Take the 2-minute tour ×
Stack Overflow is a question and answer site for professional and enthusiast programmers. It's 100% free, no registration required.

I have a bash script that performs makes and then aborts when a make writes to stderr. The code is like this:

make all 2>${ERROR_FILE}
ERR=$(cat ${ERROR_FILE})
if [ ! -z "${ERR}" ];
then
    abort "Halted because of errors in make $1: ${ERR}"
fi

However, make writes the following to the file:

ar: creating ../lib/libmgr.a
ar: creating ../lib/libnet.a
ar: creating ../lib/libeoc.a
ar: creating ../lib/libdvr.a
ar: creating ../lib/libmsg.a
ar: creating ../lib/liblgc.a
ar: creating ../lib/libshm.a
ar: creating ../lib/libsys.a
ar: creating ../lib/librsk.a
ar: creating ../lib/librep.a
ar: creating ../lib/libmdl.a
ar: creating ../lib/libmdb.a
ar: creating ../lib/libdat.a
ar: creating ../lib/libchs.a

What does this mean? Are these errors? If not, why are they written to stderr?

share|improve this question

3 Answers 3

up vote 0 down vote accepted

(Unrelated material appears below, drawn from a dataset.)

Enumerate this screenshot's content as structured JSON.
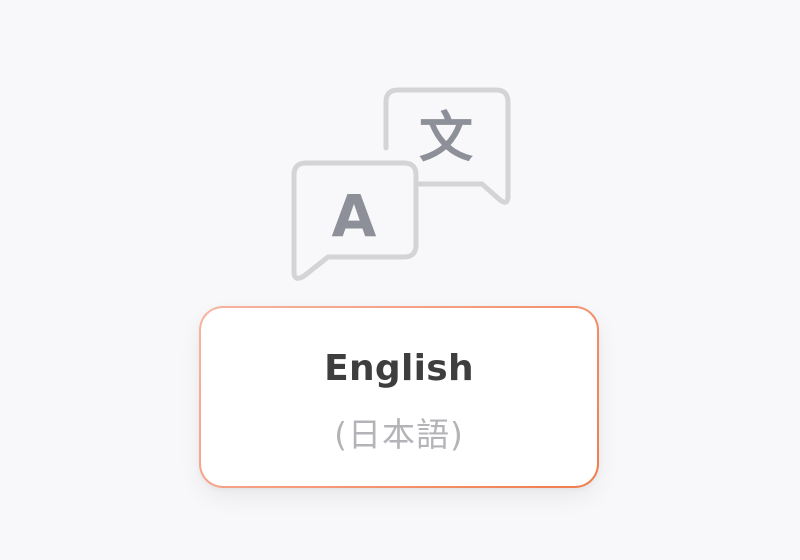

They don't look like errors, they look like messages from ar. Why do you stop if the std err file is nonzero? Do you want to stop on warnings too? If not, you may want to stop based on the status of the make command (a non zero $? value after the make command indicates error).

share|improve this answer
    
I will add to the above that ERR=$(cat ${ERROR_FILE}) is crazy. What you want is to see if the file has any contents. This is better done with test: if [ ! -s "${ERROR_FILE}" ] ; then echo abort, size 0 file ; fi –  Sorpigal Aug 11 '11 at 14:27
    
This project has no warnings so I guess I have to abort at warnings as well. Thanks for your help. I'm now just not aborting if everything starts with "ar:". @Sorpigal you have a point, but I do use the variable $ERR. –  Albert Hendriks Aug 12 '11 at 12:19

You can use the -c flag with ar to suppress the diagnostic message that is written to standard error by default when an archive is created. For example:

$ ar -cruv libfoo.a foo.o bar.o baz.o
share|improve this answer

I agree with @skjaidev. Additionally, you can also be more specific about what you are looking for in your ERR variable. One approach is

Edit : changed references from ar to make

 make ....
 make_rc=$?
 case "${ERR}" in
    *[Ee][Rr][Rr][Oo][Rr]* )
        # real error, modify or duplicate as needed
        echo "real error" >&2
        exit ${make_rc}
    ;;
    *[Ww][Aa][Rr][Nn]* )
        # modify or duplicate as needed for various warning msgs
        echo "real warning $(echo "$ERR" | grep -i warn) >&2
        # exit ?
    ;;
    * )
      # other stuff
    ;;
 esac

I hope this helps.

share|improve this answer
    
I don't understand much of it, but it looks like you (wrongly) assume that I'm calling ar. That's something make does. –  Albert Hendriks Aug 12 '11 at 12:22
    
Thanks for the correction. Are you saying you don't understand the case ... esac construct? *[Ee][Rr][Rr][Oo][Rr]* is a shell regular expression that will match any 'error', 'ERROR' 'Error', 'ERror', etc in you ${ERR} variable. –  shellter Aug 12 '11 at 14:59

Your Answer

 
discard

By posting your answer, you agree to the privacy policy and terms of service.

Not the answer you're looking for? Browse other questions tagged or ask your own question.